Elsewhere, Greece has made a better start with the pandemic than many expected. The country closed down its economy early on, imposing lockdown on March 23rd when its death toll stood at 17. Only 121 people have so far lost their lives to Covid-19 in Greece and the country has kept the infection rate very low. By contrast, the official UK death toll currently stands at 19,506, although there are estimates of over 43,000.
In Romania, strong measures to restrict movement and limit the spread of the coronavirus appear to have had an impact, with the country’s president, Klaus Iohannis, announcing that authorities would look at starting to ease restrictions from 15th May. Romanians will be allowed to move more freely, without needing to present documentation, he said, with other aspects like the reopening of schools to follow, step by step.
France does not look so positive. In Paris there have been multiple nights of violence between police and residents in some of the poorest Parisian banlieues. Residents say the enforcement of a national lockdown is the latest example of heavy-handed policing. But the Paris prefecture disputes this, and these latest clashes seem to be opening old wounds that have arisen from deep social inequalities.
If there is one thing Covid-19 exposes with an unavoidable ruthlessness it’s the deep unfairnesses in society. Perhaps the cruellest exposure is that of refugees, where the pandemic has made the struggle of getting to a better place all the more treacherous. The creeping pandemic results in a significant deterioration in sanitation and medical support and is putting refugees seeking safety at huge risk.
While in America:
Only 18 per cent of couples in quarantine are satisfied with their communication during the pandemic. Married and engaged couples in quarantine are fighting more; the most common is when to have sex, according to an April survey conducted on 1,200 married and engaged couples who are co-quarantining – by publication ‘The Knot’ and the app ‘Lasting.’
United Airlines have just ordered flight attendants to wear masks. Passengers may well follow suit.
The Scripps National Spelling Bee has been cancelled this year, but a sister and brother who are former participants are planning a bee of their own.
Finally, you can be forgiven for thinking that in some zero sum game what’s harming humanity is helping the environment. As people stay at home, Earth turns wilder and cleaner. In the US, Washington has its clearest spring air in 25 years, and the projected worldwide fall in carbon dioxide emissions is five and a half per cent.
High above India a NASA satellite reveals a huge drop in air pollution over parts of India during lockdown, and if to confirm that we are heading for a greener, better world a mass influx of flamingos turn Navi Mumbai into a pink playground as, following lockdown measures, there is a huge increase, between 25 and 30 per cent. The whole area has become a pink carpet. “The air is much cleaner,” environmentalist Shruti Agarwal said. “There is no pollution, there is no human activity going on, there is no construction activity to see around the place, so there are more birds coming to this place and definitely I think, after the closure, we have to work on the same things, to see that these places are not disturbed.”

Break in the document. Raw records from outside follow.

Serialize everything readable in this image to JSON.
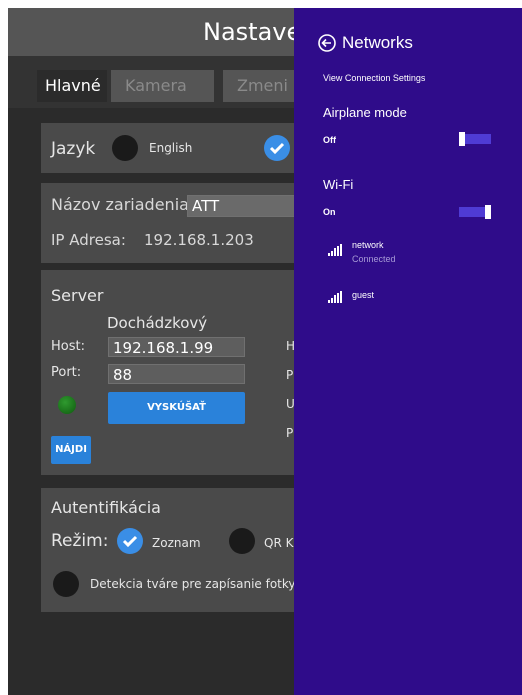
{
  "app": {
    "title": "Nastave",
    "tabs": [
      {
        "label": "Hlavné",
        "active": true
      },
      {
        "label": "Kamera",
        "active": false
      },
      {
        "label": "Zmeni",
        "active": false
      }
    ],
    "language": {
      "label": "Jazyk",
      "option_label": "English",
      "selected_checked": true
    },
    "device": {
      "name_label": "Názov zariadenia",
      "name_value": "ATT",
      "ip_label": "IP Adresa:",
      "ip_value": "192.168.1.203"
    },
    "server": {
      "title": "Server",
      "subtitle": "Dochádzkový",
      "host_label": "Host:",
      "host_value": "192.168.1.99",
      "port_label": "Port:",
      "port_value": "88",
      "test_button": "VYSKÚŠAŤ",
      "find_button": "NÁJDI",
      "right_labels": [
        "H",
        "P",
        "U",
        "P"
      ]
    },
    "auth": {
      "title": "Autentifikácia",
      "mode_label": "Režim:",
      "option_list": "Zoznam",
      "option_qr": "QR K",
      "face_detect": "Detekcia tváre pre zapísanie fotky"
    }
  },
  "charms": {
    "title": "Networks",
    "view_settings": "View Connection Settings",
    "airplane_label": "Airplane mode",
    "airplane_state": "Off",
    "wifi_label": "Wi-Fi",
    "wifi_state": "On",
    "networks": [
      {
        "name": "network",
        "status": "Connected"
      },
      {
        "name": "guest",
        "status": ""
      }
    ],
    "colors": {
      "background": "#2f0c8a",
      "toggle": "#4f3bd4"
    }
  }
}
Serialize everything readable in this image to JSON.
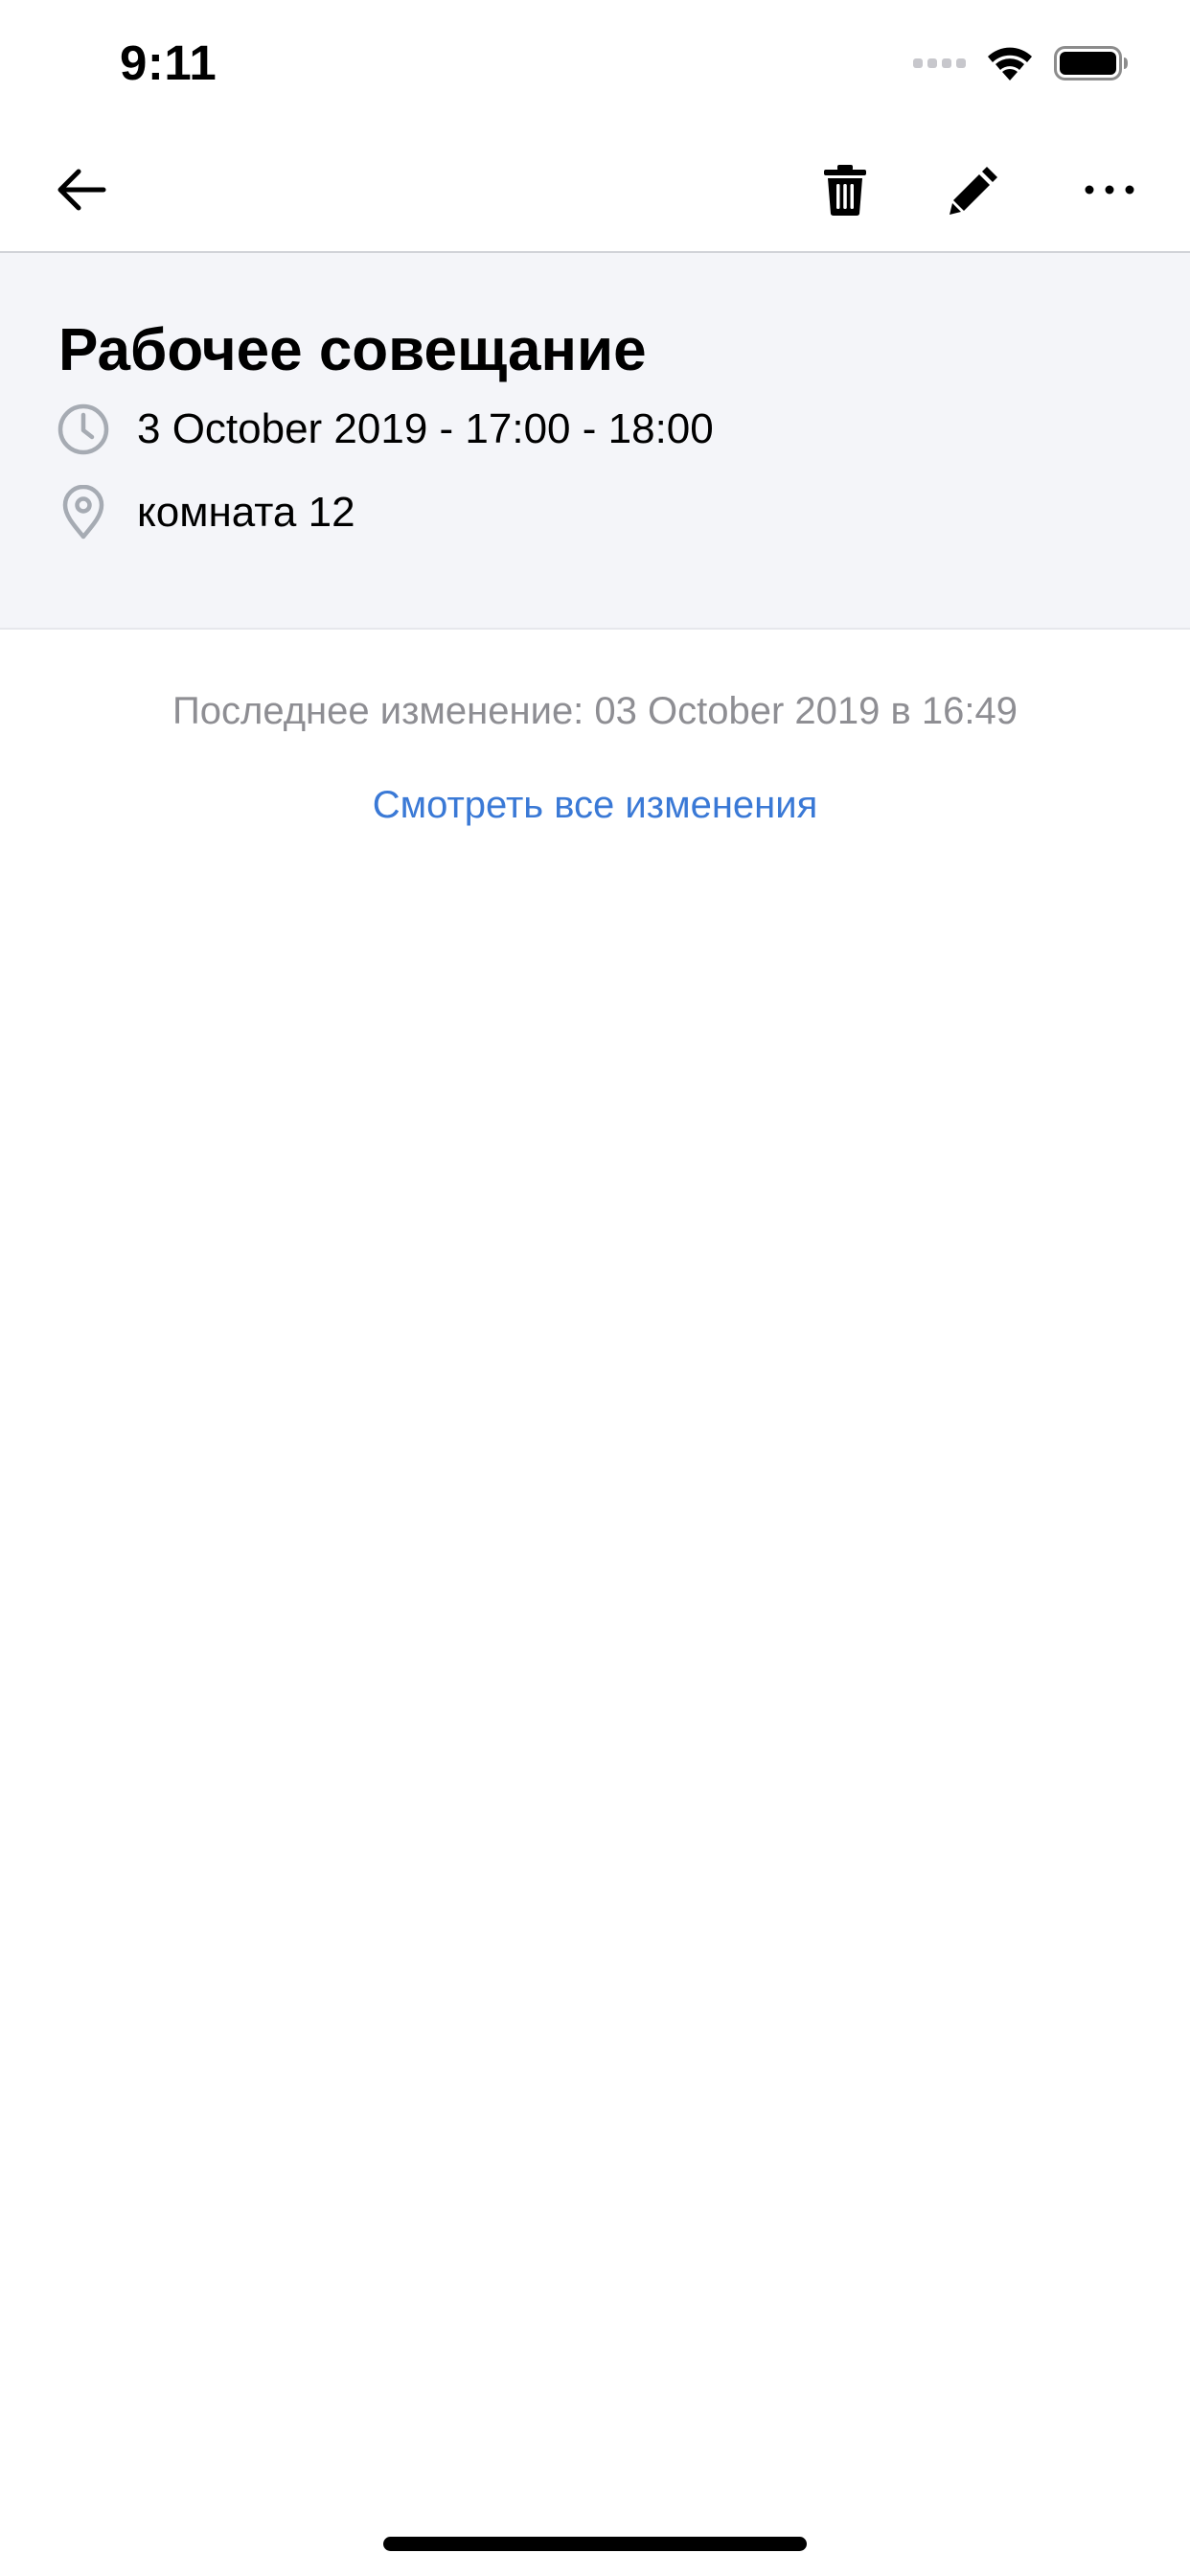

Now pinch yourself…..
327 square kilometres of the Brazilian Amazon basin was deforested in March, the highest level since 2008, as the illegal loggers take advantage of reduced law enforcement.
It is an even bigger existential challenge than Covid-19.
And once all of this is over – even beforehand – we still have a long way to go.